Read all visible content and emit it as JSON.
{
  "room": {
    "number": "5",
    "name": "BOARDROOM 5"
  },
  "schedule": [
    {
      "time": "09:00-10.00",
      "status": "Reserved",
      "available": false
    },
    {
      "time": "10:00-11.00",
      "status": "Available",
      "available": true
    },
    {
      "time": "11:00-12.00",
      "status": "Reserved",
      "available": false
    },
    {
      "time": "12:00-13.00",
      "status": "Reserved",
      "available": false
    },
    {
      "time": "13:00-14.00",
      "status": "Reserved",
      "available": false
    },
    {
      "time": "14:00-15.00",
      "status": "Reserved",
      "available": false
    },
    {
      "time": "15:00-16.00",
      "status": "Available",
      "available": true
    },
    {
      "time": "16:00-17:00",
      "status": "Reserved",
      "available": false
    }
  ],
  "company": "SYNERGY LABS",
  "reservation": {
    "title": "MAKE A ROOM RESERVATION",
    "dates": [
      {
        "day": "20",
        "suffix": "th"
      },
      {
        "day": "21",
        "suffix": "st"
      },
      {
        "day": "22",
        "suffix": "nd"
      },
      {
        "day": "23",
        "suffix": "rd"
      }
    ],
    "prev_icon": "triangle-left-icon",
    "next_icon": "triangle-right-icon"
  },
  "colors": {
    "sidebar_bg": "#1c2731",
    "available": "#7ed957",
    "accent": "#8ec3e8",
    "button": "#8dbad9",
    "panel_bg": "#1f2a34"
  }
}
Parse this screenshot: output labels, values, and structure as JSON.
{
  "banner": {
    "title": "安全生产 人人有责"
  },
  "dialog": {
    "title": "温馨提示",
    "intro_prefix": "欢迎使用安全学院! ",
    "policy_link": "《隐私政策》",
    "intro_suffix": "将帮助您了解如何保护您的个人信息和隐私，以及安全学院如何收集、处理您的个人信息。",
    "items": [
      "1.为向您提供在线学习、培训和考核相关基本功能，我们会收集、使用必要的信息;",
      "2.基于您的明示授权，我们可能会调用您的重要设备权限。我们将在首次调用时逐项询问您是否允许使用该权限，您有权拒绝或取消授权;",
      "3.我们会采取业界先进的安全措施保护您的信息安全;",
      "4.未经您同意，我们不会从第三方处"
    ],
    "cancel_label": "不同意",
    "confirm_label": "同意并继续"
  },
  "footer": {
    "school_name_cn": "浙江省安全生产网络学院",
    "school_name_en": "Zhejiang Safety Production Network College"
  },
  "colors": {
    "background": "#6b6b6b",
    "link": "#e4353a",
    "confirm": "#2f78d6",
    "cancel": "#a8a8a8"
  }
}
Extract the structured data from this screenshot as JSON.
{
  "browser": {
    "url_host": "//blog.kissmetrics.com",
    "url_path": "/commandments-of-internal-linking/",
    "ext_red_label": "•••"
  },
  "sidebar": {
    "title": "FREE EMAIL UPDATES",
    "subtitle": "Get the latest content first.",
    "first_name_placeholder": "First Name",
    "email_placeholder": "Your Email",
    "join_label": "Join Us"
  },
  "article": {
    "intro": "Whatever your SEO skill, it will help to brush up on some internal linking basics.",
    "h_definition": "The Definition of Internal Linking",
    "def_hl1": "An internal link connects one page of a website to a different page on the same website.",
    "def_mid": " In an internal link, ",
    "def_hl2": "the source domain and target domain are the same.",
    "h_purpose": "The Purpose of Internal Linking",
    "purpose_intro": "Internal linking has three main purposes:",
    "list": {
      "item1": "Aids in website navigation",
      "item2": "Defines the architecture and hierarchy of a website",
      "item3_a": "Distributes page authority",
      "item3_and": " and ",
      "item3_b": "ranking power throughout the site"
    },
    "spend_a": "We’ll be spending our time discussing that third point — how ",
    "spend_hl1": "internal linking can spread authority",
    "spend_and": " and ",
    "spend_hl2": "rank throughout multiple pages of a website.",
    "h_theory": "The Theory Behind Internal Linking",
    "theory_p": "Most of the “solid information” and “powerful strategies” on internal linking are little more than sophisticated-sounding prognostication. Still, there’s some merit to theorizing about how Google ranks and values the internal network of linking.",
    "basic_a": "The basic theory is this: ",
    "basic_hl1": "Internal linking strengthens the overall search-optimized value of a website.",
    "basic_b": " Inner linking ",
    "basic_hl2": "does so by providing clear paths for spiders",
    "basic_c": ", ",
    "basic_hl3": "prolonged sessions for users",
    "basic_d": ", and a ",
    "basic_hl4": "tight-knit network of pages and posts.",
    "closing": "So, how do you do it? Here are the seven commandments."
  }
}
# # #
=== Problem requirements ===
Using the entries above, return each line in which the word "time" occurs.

=== Exercise result ===
      "time": "09:00-10.00",
      "time": "10:00-11.00",
      "time": "11:00-12.00",
      "time": "12:00-13.00",
      "time": "13:00-14.00",
      "time": "14:00-15.00",
      "time": "15:00-16.00",
      "time": "16:00-17:00",
    "spend_a": "We’ll be spending our time discussing that third point — how ",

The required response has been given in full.